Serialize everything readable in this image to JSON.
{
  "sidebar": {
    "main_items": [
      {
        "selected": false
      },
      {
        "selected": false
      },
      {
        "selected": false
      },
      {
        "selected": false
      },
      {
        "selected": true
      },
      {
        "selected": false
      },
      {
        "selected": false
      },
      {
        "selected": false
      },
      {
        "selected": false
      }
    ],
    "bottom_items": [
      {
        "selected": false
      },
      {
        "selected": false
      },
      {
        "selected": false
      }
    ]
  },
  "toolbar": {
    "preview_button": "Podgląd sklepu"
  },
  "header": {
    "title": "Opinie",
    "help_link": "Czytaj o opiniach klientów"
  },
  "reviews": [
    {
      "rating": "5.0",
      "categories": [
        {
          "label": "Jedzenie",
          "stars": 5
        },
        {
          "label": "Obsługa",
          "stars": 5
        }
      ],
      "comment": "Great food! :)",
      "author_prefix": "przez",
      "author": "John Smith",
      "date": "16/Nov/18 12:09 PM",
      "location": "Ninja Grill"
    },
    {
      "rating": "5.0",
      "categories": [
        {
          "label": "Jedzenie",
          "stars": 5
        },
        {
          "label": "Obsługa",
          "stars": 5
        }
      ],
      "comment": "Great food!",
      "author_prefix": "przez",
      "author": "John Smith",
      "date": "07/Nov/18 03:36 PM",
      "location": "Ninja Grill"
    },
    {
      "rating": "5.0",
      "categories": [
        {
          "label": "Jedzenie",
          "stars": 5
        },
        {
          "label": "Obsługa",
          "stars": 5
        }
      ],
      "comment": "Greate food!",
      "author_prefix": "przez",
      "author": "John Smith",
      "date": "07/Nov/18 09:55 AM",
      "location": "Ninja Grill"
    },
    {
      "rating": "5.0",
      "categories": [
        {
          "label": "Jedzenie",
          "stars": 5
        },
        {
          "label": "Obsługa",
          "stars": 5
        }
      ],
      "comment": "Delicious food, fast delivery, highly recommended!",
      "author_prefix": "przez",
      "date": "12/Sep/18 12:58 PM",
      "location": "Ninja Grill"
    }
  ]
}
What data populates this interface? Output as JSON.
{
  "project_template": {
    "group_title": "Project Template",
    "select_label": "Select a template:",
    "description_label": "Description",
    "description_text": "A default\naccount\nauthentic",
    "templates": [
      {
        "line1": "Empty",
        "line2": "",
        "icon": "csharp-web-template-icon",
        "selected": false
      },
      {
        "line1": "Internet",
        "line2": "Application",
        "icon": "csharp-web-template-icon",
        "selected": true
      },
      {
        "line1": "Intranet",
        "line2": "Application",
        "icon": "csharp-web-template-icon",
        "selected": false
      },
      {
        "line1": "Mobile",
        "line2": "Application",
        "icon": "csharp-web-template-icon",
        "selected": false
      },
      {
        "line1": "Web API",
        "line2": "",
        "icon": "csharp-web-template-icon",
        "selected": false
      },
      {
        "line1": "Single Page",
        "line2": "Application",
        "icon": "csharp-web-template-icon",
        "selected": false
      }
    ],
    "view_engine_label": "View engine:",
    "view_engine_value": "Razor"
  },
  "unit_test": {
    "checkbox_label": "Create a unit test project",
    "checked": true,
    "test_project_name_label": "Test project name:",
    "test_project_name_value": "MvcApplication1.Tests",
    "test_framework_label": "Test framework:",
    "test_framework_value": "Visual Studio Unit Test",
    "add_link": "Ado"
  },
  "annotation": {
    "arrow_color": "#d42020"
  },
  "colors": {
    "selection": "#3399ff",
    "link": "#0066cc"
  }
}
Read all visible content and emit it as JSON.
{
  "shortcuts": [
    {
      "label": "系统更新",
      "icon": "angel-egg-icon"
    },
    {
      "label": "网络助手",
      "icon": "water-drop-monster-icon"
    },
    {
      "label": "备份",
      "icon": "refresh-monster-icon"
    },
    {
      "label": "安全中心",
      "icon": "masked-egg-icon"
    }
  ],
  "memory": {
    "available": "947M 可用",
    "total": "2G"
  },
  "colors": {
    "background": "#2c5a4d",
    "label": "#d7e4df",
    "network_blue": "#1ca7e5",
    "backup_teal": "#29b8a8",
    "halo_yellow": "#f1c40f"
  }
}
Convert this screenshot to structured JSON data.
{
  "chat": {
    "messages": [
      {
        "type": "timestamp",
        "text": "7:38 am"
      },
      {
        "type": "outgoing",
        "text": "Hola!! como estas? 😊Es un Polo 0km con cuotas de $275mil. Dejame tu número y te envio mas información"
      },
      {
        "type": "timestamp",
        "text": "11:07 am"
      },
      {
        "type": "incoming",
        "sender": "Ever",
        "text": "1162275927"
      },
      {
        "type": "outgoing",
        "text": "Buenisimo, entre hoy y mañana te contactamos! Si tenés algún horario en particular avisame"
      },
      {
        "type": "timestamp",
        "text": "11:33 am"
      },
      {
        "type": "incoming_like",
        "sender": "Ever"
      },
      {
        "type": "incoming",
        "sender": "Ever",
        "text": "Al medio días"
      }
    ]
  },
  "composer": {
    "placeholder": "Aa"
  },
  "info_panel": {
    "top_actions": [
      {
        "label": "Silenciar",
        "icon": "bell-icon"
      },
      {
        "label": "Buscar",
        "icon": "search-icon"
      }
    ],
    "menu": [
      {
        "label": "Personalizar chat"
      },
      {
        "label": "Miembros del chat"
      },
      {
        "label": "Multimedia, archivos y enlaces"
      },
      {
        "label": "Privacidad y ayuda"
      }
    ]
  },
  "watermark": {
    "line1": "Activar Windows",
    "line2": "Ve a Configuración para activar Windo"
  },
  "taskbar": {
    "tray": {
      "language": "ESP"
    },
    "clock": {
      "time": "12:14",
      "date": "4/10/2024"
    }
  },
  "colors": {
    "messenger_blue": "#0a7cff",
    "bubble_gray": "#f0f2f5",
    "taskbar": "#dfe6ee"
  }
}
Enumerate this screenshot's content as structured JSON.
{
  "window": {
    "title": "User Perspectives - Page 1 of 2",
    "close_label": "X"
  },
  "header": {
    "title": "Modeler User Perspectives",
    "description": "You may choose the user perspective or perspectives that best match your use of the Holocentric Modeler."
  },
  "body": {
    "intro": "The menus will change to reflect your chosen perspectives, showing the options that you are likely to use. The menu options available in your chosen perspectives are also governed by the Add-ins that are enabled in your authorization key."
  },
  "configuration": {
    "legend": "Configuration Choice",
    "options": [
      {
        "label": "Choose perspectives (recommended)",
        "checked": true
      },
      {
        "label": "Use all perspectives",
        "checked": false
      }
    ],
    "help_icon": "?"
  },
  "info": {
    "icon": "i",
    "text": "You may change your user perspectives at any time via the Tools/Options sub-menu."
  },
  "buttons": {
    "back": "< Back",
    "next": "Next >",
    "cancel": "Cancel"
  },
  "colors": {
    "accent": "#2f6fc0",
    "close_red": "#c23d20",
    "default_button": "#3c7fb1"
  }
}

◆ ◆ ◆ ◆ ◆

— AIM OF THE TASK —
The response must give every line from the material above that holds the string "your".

— SOLUTION FOR THIS EXERCISE —
    "description": "You may choose the user perspective or perspectives that best match your use of the Holocentric Modeler."
    "intro": "The menus will change to reflect your chosen perspectives, showing the options that you are likely to use. The menu options available in your chosen perspectives are also governed by the Add-ins that are enabled in your authorization key."
    "text": "You may change your user perspectives at any time via the Tools/Options sub-menu."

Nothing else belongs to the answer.